### [WHAT THE TASK ASKS]
All records below must be written out exactly, with the pictures excluded.

### [INFORMATION]
/---

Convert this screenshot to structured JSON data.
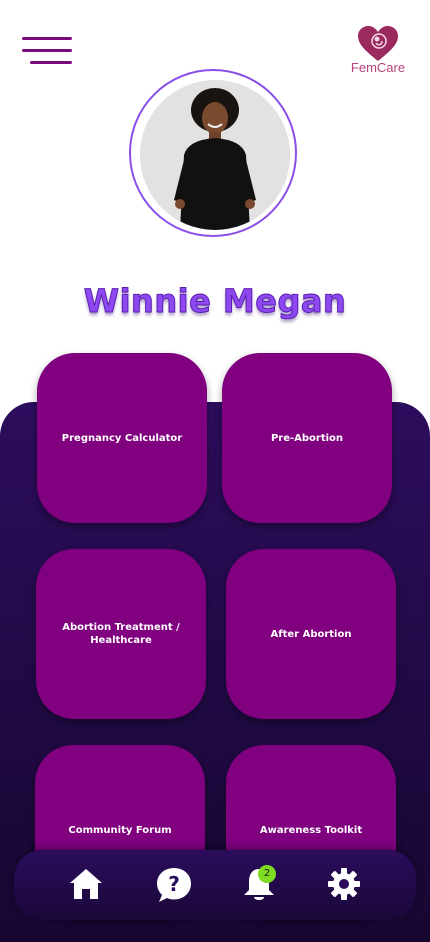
{
  "header": {
    "menu_icon": "hamburger-menu-icon",
    "logo_icon": "heart-fetus-icon",
    "logo_text": "FemCare"
  },
  "profile": {
    "avatar": "profile-photo",
    "name": "Winnie Megan"
  },
  "tiles": [
    {
      "label": "Pregnancy Calculator"
    },
    {
      "label": "Pre-Abortion"
    },
    {
      "label": "Abortion Treatment / Healthcare"
    },
    {
      "label": "After Abortion"
    },
    {
      "label": "Community Forum"
    },
    {
      "label": "Awareness Toolkit"
    }
  ],
  "bottom_nav": {
    "items": [
      {
        "icon": "home-icon"
      },
      {
        "icon": "help-icon"
      },
      {
        "icon": "bell-icon"
      },
      {
        "icon": "settings-icon"
      }
    ],
    "notification_count": "2"
  },
  "colors": {
    "brand_purple": "#800080",
    "accent_violet": "#8e48f0",
    "panel_dark": "#200a44",
    "logo_pink": "#b8437f",
    "badge_green": "#7edb1f"
  }
}
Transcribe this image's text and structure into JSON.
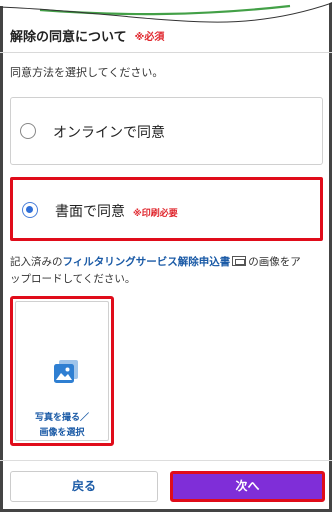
{
  "header": {
    "title": "解除の同意について",
    "required_badge": "※必須"
  },
  "instruction": "同意方法を選択してください。",
  "options": [
    {
      "label": "オンラインで同意",
      "note": "",
      "selected": false
    },
    {
      "label": "書面で同意",
      "note": "※印刷必要",
      "selected": true
    }
  ],
  "upload": {
    "prefix": "記入済みの",
    "link_label": "フィルタリングサービス解除申込書",
    "suffix": "の画像をア",
    "line2": "ップロードしてください。",
    "photo_line1": "写真を撮る／",
    "photo_line2": "画像を選択"
  },
  "footer": {
    "back_label": "戻る",
    "next_label": "次へ"
  },
  "colors": {
    "accent_purple": "#7f2ed8",
    "highlight_red": "#e00c1a",
    "link_blue": "#1a5aa6",
    "top_wave_green": "#43a047",
    "radio_blue": "#2f6fd8"
  }
}
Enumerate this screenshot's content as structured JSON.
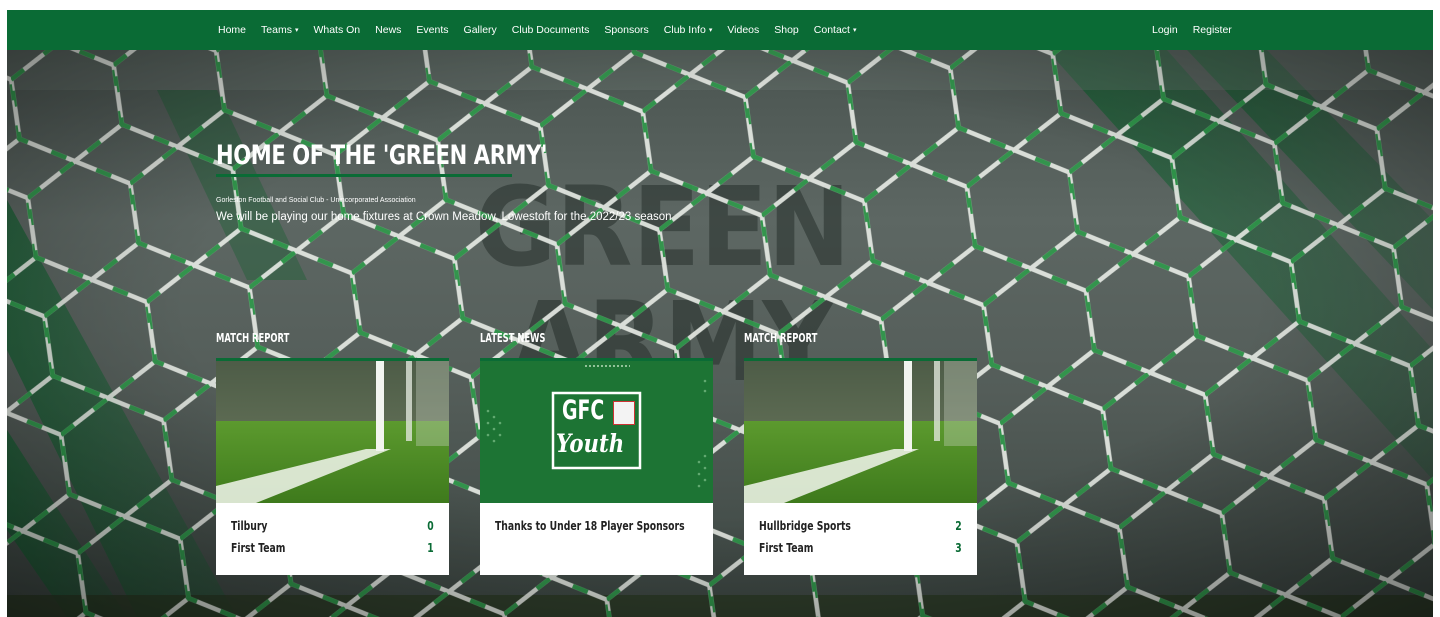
{
  "nav": {
    "left": [
      {
        "label": "Home",
        "dropdown": false
      },
      {
        "label": "Teams",
        "dropdown": true
      },
      {
        "label": "Whats On",
        "dropdown": false
      },
      {
        "label": "News",
        "dropdown": false
      },
      {
        "label": "Events",
        "dropdown": false
      },
      {
        "label": "Gallery",
        "dropdown": false
      },
      {
        "label": "Club Documents",
        "dropdown": false
      },
      {
        "label": "Sponsors",
        "dropdown": false
      },
      {
        "label": "Club Info",
        "dropdown": true
      },
      {
        "label": "Videos",
        "dropdown": false
      },
      {
        "label": "Shop",
        "dropdown": false
      },
      {
        "label": "Contact",
        "dropdown": true
      }
    ],
    "right": [
      {
        "label": "Login"
      },
      {
        "label": "Register"
      }
    ],
    "caret_icon": "▾"
  },
  "hero": {
    "title": "HOME OF THE 'GREEN ARMY'",
    "subtitle_small": "Gorleston Football and Social Club - Unincorporated Association",
    "subtitle": "We will be playing our home fixtures at Crown Meadow, Lowestoft for the 2022/23 season"
  },
  "cards": [
    {
      "label": "MATCH REPORT",
      "type": "match",
      "image": "goal-grass-image",
      "rows": [
        {
          "team": "Tilbury",
          "score": "0"
        },
        {
          "team": "First Team",
          "score": "1"
        }
      ]
    },
    {
      "label": "LATEST NEWS",
      "type": "news",
      "image": "gfc-youth-image",
      "logo_top": "GFC",
      "logo_bottom": "Youth",
      "title": "Thanks to Under 18 Player Sponsors"
    },
    {
      "label": "MATCH REPORT",
      "type": "match",
      "image": "goal-grass-image",
      "rows": [
        {
          "team": "Hullbridge Sports",
          "score": "2"
        },
        {
          "team": "First Team",
          "score": "3"
        }
      ]
    }
  ],
  "colors": {
    "brand_green": "#0a6b35",
    "white": "#ffffff"
  }
}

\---

### [YOUR RESPONSE]
Convert this screenshot to structured JSON data.
{
  "header": {
    "menu_icon": "hamburger-menu-icon",
    "logo_icon": "heart-fetus-icon",
    "logo_text": "FemCare"
  },
  "profile": {
    "avatar": "profile-photo",
    "name": "Winnie Megan"
  },
  "tiles": [
    {
      "label": "Pregnancy Calculator"
    },
    {
      "label": "Pre-Abortion"
    },
    {
      "label": "Abortion Treatment / Healthcare"
    },
    {
      "label": "After Abortion"
    },
    {
      "label": "Community Forum"
    },
    {
      "label": "Awareness Toolkit"
    }
  ],
  "bottom_nav": {
    "items": [
      {
        "icon": "home-icon"
      },
      {
        "icon": "help-icon"
      },
      {
        "icon": "bell-icon"
      },
      {
        "icon": "settings-icon"
      }
    ],
    "notification_count": "2"
  },
  "colors": {
    "brand_purple": "#800080",
    "accent_violet": "#8e48f0",
    "panel_dark": "#200a44",
    "logo_pink": "#b8437f",
    "badge_green": "#7edb1f"
  }
}
Transcribe this image's text and structure into JSON.
{
  "header": {
    "title": "解除の同意について",
    "required_badge": "※必須"
  },
  "instruction": "同意方法を選択してください。",
  "options": [
    {
      "label": "オンラインで同意",
      "note": "",
      "selected": false
    },
    {
      "label": "書面で同意",
      "note": "※印刷必要",
      "selected": true
    }
  ],
  "upload": {
    "prefix": "記入済みの",
    "link_label": "フィルタリングサービス解除申込書",
    "suffix": "の画像をア",
    "line2": "ップロードしてください。",
    "photo_line1": "写真を撮る／",
    "photo_line2": "画像を選択"
  },
  "footer": {
    "back_label": "戻る",
    "next_label": "次へ"
  },
  "colors": {
    "accent_purple": "#7f2ed8",
    "highlight_red": "#e00c1a",
    "link_blue": "#1a5aa6",
    "top_wave_green": "#43a047",
    "radio_blue": "#2f6fd8"
  }
}
Enumerate this screenshot's content as structured JSON.
{
  "nav": {
    "left": [
      {
        "label": "Home",
        "dropdown": false
      },
      {
        "label": "Teams",
        "dropdown": true
      },
      {
        "label": "Whats On",
        "dropdown": false
      },
      {
        "label": "News",
        "dropdown": false
      },
      {
        "label": "Events",
        "dropdown": false
      },
      {
        "label": "Gallery",
        "dropdown": false
      },
      {
        "label": "Club Documents",
        "dropdown": false
      },
      {
        "label": "Sponsors",
        "dropdown": false
      },
      {
        "label": "Club Info",
        "dropdown": true
      },
      {
        "label": "Videos",
        "dropdown": false
      },
      {
        "label": "Shop",
        "dropdown": false
      },
      {
        "label": "Contact",
        "dropdown": true
      }
    ],
    "right": [
      {
        "label": "Login"
      },
      {
        "label": "Register"
      }
    ],
    "caret_icon": "▾"
  },
  "hero": {
    "title": "HOME OF THE 'GREEN ARMY'",
    "subtitle_small": "Gorleston Football and Social Club - Unincorporated Association",
    "subtitle": "We will be playing our home fixtures at Crown Meadow, Lowestoft for the 2022/23 season"
  },
  "cards": [
    {
      "label": "MATCH REPORT",
      "type": "match",
      "image": "goal-grass-image",
      "rows": [
        {
          "team": "Tilbury",
          "score": "0"
        },
        {
          "team": "First Team",
          "score": "1"
        }
      ]
    },
    {
      "label": "LATEST NEWS",
      "type": "news",
      "image": "gfc-youth-image",
      "logo_top": "GFC",
      "logo_bottom": "Youth",
      "title": "Thanks to Under 18 Player Sponsors"
    },
    {
      "label": "MATCH REPORT",
      "type": "match",
      "image": "goal-grass-image",
      "rows": [
        {
          "team": "Hullbridge Sports",
          "score": "2"
        },
        {
          "team": "First Team",
          "score": "3"
        }
      ]
    }
  ],
  "colors": {
    "brand_green": "#0a6b35",
    "white": "#ffffff"
  }
}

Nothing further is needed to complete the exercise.